By FITSNews || As the taxpayer-funded incentives tab for Chicago-based aircraft manufacturer Boeing continues climbing far beyond original legislative estimates, the debate over whether this economic development deal was a good one for taxpayers is raging hotter than ever.
A recent analysis by the Charleston Post and Courier – which had been praising the deal in fawning terms – recently found that the value of the total incentive package could top $900 million. That’s more than twice what Gov. Mark Sanford and state lawmakers said the deal would cost – and it’s also well above the $750 million Boeing is investing in the construction of its 787 Dreamliner assembly facility in North Charleston.
Worse still are reports that Sen. Hugh Leatherman – who is widely credited for finalizing the Boeing deal – remains oblivious as to exactly how much of your money he spent to land the aircraft manufacturer.
“I’m not sure I’ve ever seen a number that’s been compiled,” Leatherman told the Post and Courier last month.
For more information on all of that, click here (and props to Post and Courier reporters David Slade and Katy Stech for their excellent work).
Now, onto the real question: Are we going to get our money’s worth out of this deal or not?

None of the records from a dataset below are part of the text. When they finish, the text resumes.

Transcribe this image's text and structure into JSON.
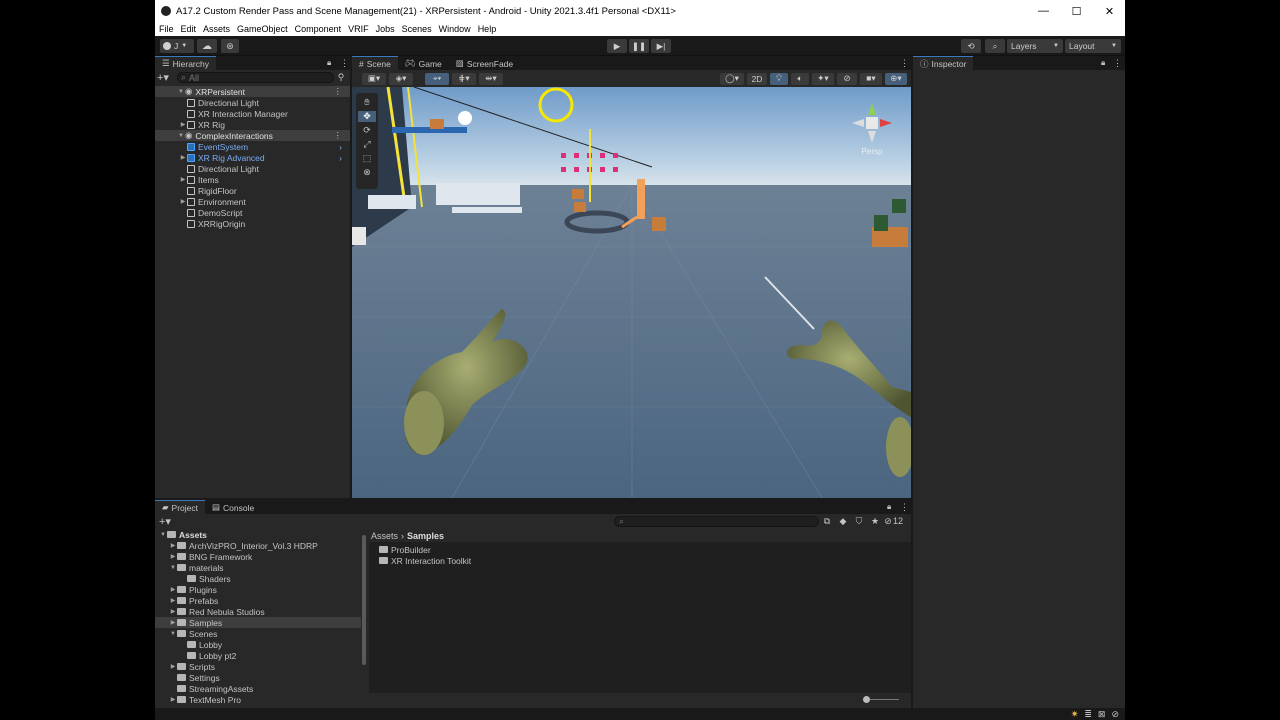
{
  "window": {
    "title": "A17.2 Custom Render Pass and Scene Management(21) - XRPersistent - Android - Unity 2021.3.4f1 Personal <DX11>",
    "controls": [
      "—",
      "☐",
      "✕"
    ]
  },
  "menu": [
    "File",
    "Edit",
    "Assets",
    "GameObject",
    "Component",
    "VRIF",
    "Jobs",
    "Scenes",
    "Window",
    "Help"
  ],
  "toolbar": {
    "account": "J",
    "layers": "Layers",
    "layout": "Layout"
  },
  "hierarchy": {
    "tab": "Hierarchy",
    "search_placeholder": "All",
    "items": [
      {
        "label": "XRPersistent",
        "indent": 0,
        "type": "scene"
      },
      {
        "label": "Directional Light",
        "indent": 1
      },
      {
        "label": "XR Interaction Manager",
        "indent": 1
      },
      {
        "label": "XR Rig",
        "indent": 1,
        "arrow": true
      },
      {
        "label": "ComplexInteractions",
        "indent": 0,
        "type": "scene"
      },
      {
        "label": "EventSystem",
        "indent": 1,
        "blue": true
      },
      {
        "label": "XR Rig Advanced",
        "indent": 1,
        "blue": true,
        "arrow": true
      },
      {
        "label": "Directional Light",
        "indent": 1
      },
      {
        "label": "Items",
        "indent": 1,
        "arrow": true
      },
      {
        "label": "RigidFloor",
        "indent": 1
      },
      {
        "label": "Environment",
        "indent": 1,
        "arrow": true
      },
      {
        "label": "DemoScript",
        "indent": 1
      },
      {
        "label": "XRRigOrigin",
        "indent": 1
      }
    ]
  },
  "scene_tabs": [
    "Scene",
    "Game",
    "ScreenFade"
  ],
  "scene_toolbar": {
    "mode_2d": "2D"
  },
  "gizmo": {
    "label": "Persp"
  },
  "inspector": {
    "tab": "Inspector"
  },
  "project": {
    "tabs": [
      "Project",
      "Console"
    ],
    "hidden_count": "12",
    "breadcrumb": [
      "Assets",
      "Samples"
    ],
    "tree": [
      {
        "label": "Assets",
        "indent": 0,
        "bold": true
      },
      {
        "label": "ArchVizPRO_Interior_Vol.3 HDRP",
        "indent": 1
      },
      {
        "label": "BNG Framework",
        "indent": 1
      },
      {
        "label": "materials",
        "indent": 1
      },
      {
        "label": "Shaders",
        "indent": 2
      },
      {
        "label": "Plugins",
        "indent": 1
      },
      {
        "label": "Prefabs",
        "indent": 1
      },
      {
        "label": "Red Nebula Studios",
        "indent": 1
      },
      {
        "label": "Samples",
        "indent": 1
      },
      {
        "label": "Scenes",
        "indent": 1
      },
      {
        "label": "Lobby",
        "indent": 2
      },
      {
        "label": "Lobby pt2",
        "indent": 2
      },
      {
        "label": "Scripts",
        "indent": 1
      },
      {
        "label": "Settings",
        "indent": 1
      },
      {
        "label": "StreamingAssets",
        "indent": 1
      },
      {
        "label": "TextMesh Pro",
        "indent": 1
      }
    ],
    "content": [
      "ProBuilder",
      "XR Interaction Toolkit"
    ]
  }
}
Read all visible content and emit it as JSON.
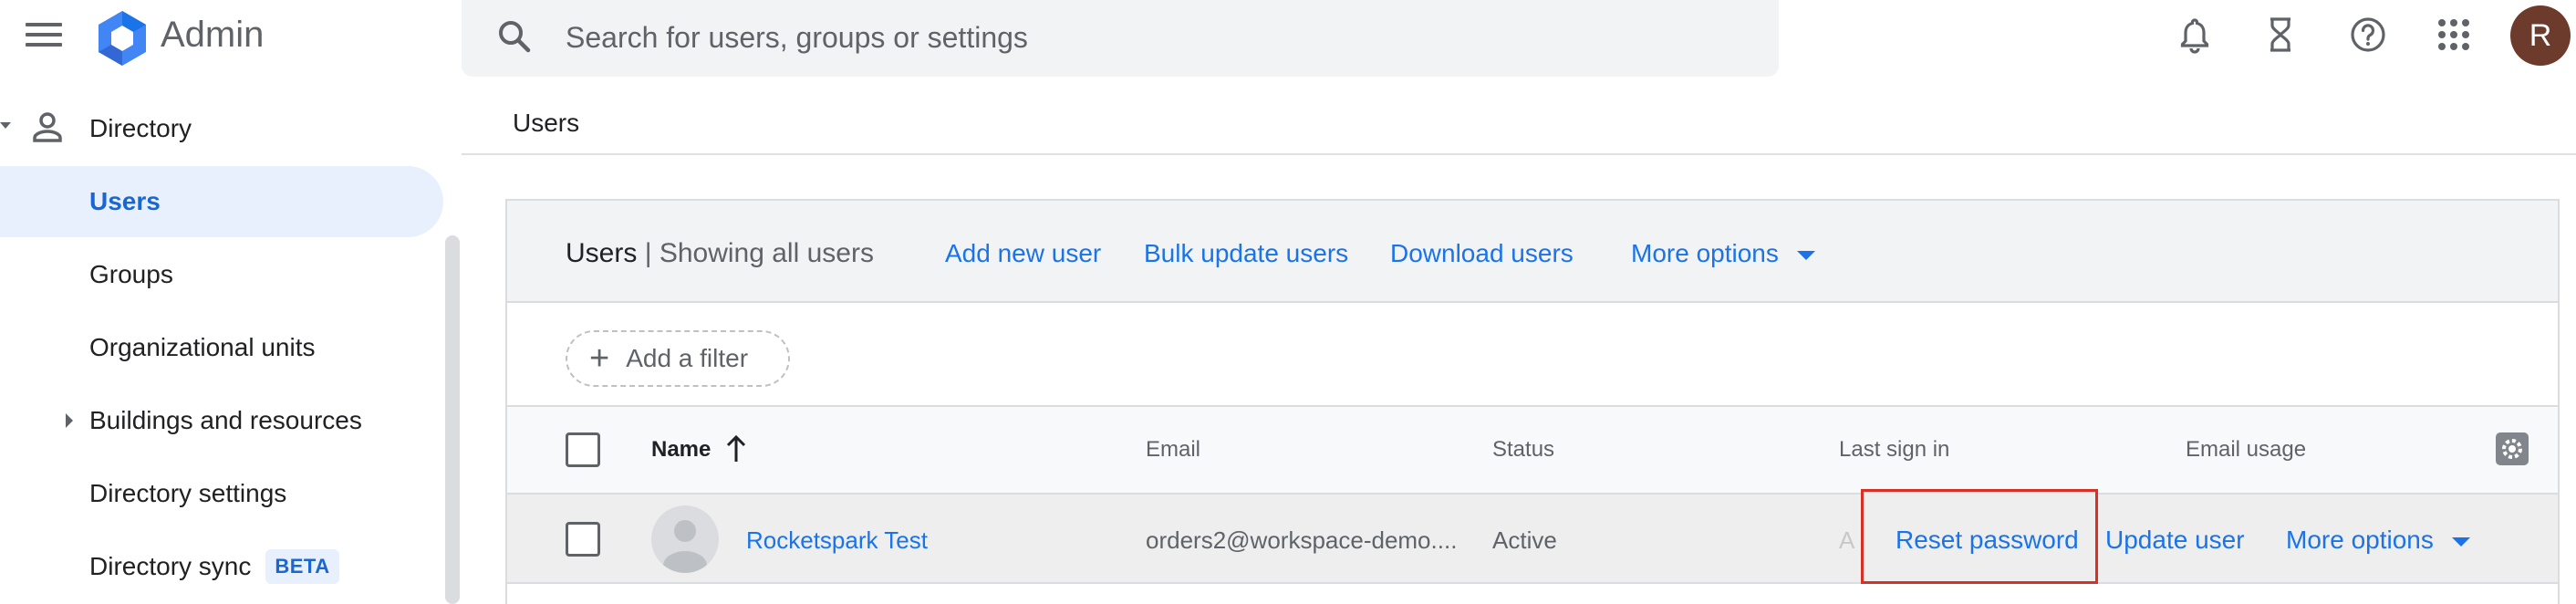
{
  "header": {
    "app_title": "Admin",
    "search_placeholder": "Search for users, groups or settings",
    "avatar_initial": "R",
    "icons": [
      "menu-icon",
      "admin-logo-icon",
      "search-icon",
      "notifications-icon",
      "tasks-hourglass-icon",
      "help-icon",
      "apps-grid-icon"
    ]
  },
  "sidebar": {
    "section_label": "Directory",
    "items": [
      {
        "label": "Users",
        "active": true
      },
      {
        "label": "Groups"
      },
      {
        "label": "Organizational units"
      },
      {
        "label": "Buildings and resources",
        "expandable": true
      },
      {
        "label": "Directory settings"
      },
      {
        "label": "Directory sync",
        "badge": "BETA"
      }
    ]
  },
  "main": {
    "breadcrumb": "Users",
    "toolbar": {
      "title": "Users",
      "subtitle": "| Showing all users",
      "add_new_user": "Add new user",
      "bulk_update": "Bulk update users",
      "download": "Download users",
      "more_options": "More options"
    },
    "filter": {
      "add_filter_label": "Add a filter"
    },
    "table": {
      "columns": [
        "Name",
        "Email",
        "Status",
        "Last sign in",
        "Email usage"
      ],
      "rows": [
        {
          "name": "Rocketspark Test",
          "email": "orders2@workspace-demo....",
          "status": "Active",
          "last_sign_in_partial": "A",
          "actions": {
            "reset_password": "Reset password",
            "update_user": "Update user",
            "more_options": "More options"
          }
        }
      ]
    }
  },
  "colors": {
    "accent": "#1a73e8",
    "active_nav_bg": "#e8f0fe",
    "highlight_border": "#d93025",
    "avatar_bg": "#6d3b2c"
  }
}
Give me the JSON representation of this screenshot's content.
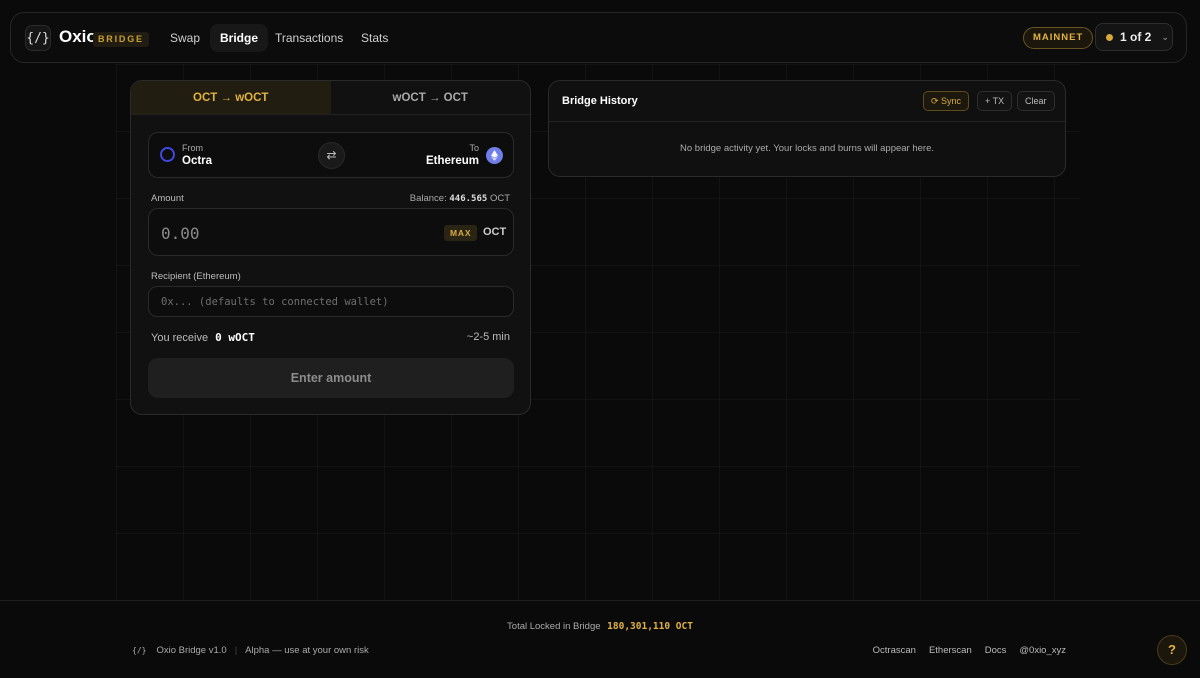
{
  "app": {
    "logo_glyph": "{/}",
    "name": "Oxio",
    "badge": "BRIDGE"
  },
  "nav": {
    "items": [
      {
        "label": "Swap"
      },
      {
        "label": "Bridge",
        "active": true
      },
      {
        "label": "Transactions"
      },
      {
        "label": "Stats"
      }
    ]
  },
  "header": {
    "network": "MAINNET",
    "account": "1 of 2",
    "account_dot_color": "#d8a93a"
  },
  "bridge": {
    "tabs": [
      {
        "label": "OCT → wOCT",
        "active": true
      },
      {
        "label": "wOCT → OCT"
      }
    ],
    "from_label": "From",
    "from_value": "Octra",
    "to_label": "To",
    "to_value": "Ethereum",
    "swap_icon": "⇄",
    "amount_label": "Amount",
    "balance_label": "Balance:",
    "balance_value": "446.565",
    "balance_unit": "OCT",
    "amount_placeholder": "0.00",
    "max_label": "MAX",
    "amount_unit": "OCT",
    "recipient_label": "Recipient (Ethereum)",
    "recipient_placeholder": "0x... (defaults to connected wallet)",
    "receive_label": "You receive",
    "receive_value": "0 wOCT",
    "eta": "~2-5 min",
    "submit_label": "Enter amount"
  },
  "history": {
    "title": "Bridge History",
    "sync_label": "⟳ Sync",
    "tx_label": "+ TX",
    "clear_label": "Clear",
    "empty_text": "No bridge activity yet. Your locks and burns will appear here."
  },
  "footer": {
    "locked_label": "Total Locked in Bridge",
    "locked_value": "180,301,110 OCT",
    "mini_logo": "{/}",
    "version": "Oxio Bridge v1.0",
    "warning": "Alpha — use at your own risk",
    "links": [
      "Octrascan",
      "Etherscan",
      "Docs",
      "@0xio_xyz"
    ],
    "help": "?"
  },
  "colors": {
    "accent": "#e2b340",
    "background": "#0a0a0a",
    "octra_blue": "#3d49e0",
    "eth_purple": "#6f7ee8"
  }
}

Obviously, we supported the initial Boeing incentives plan (you know, back when it was half what it is today), although the day after Boeing made its big announcement, we published a story urging state leaders to keep their eyes on the ball as it relates to job creation in South Carolina.
It’s nice to land one big manufacturing project every fifteen years, but that’s not enough. South Carolina needs to focus on small businesses – which are responsible for creating 95% of jobs in this state.
That means enacting long-overdue reforms to our tax code, legal and regulatory climate.
Anyway, we’ve reported – with confidence – that the 3,800 direct jobs Boeing is bringing to South Carolina will be accompanied by thousands of additional spin-off jobs. But how many?
Welcome to the heart of this debate – because the answer to that question will tell us whether this winds up being a good investment for South Carolina taxpayers or not.
Supporters of the massive incentives deal say that Boeing is going to provide the state with an unprecedented “multiplier effect,” perhaps bringing as many as 35,000 -40,000 jobs to the state (on top of the 3,800 direct jobs). The logic is that Boeing jobs will be high-paying positions, which means more disposable income that will be spent in South Carolina.
Supporters of the deal also point out that Boeing’s network of suppliers will “dwarf” that of BMW’s in the upstate.
Higher incomes + more suppliers = more spin-off jobs.
In fact Boeing jobs already rank very favorably in terms of the number of spin-off jobs they create. But is such a high multiplier of spin-off jobs reasonable to assume?
Most of the “multiplier” estimates we heard in the days leading up to the deal’s announcement were much lower, with total employment (including the 3,800 direct positions) ranging between 15,000 – 19,000 jobs.
So who’s right?
And who’s wrong?
Does it really matter?
After all … you’ll be picking up the tab regardless …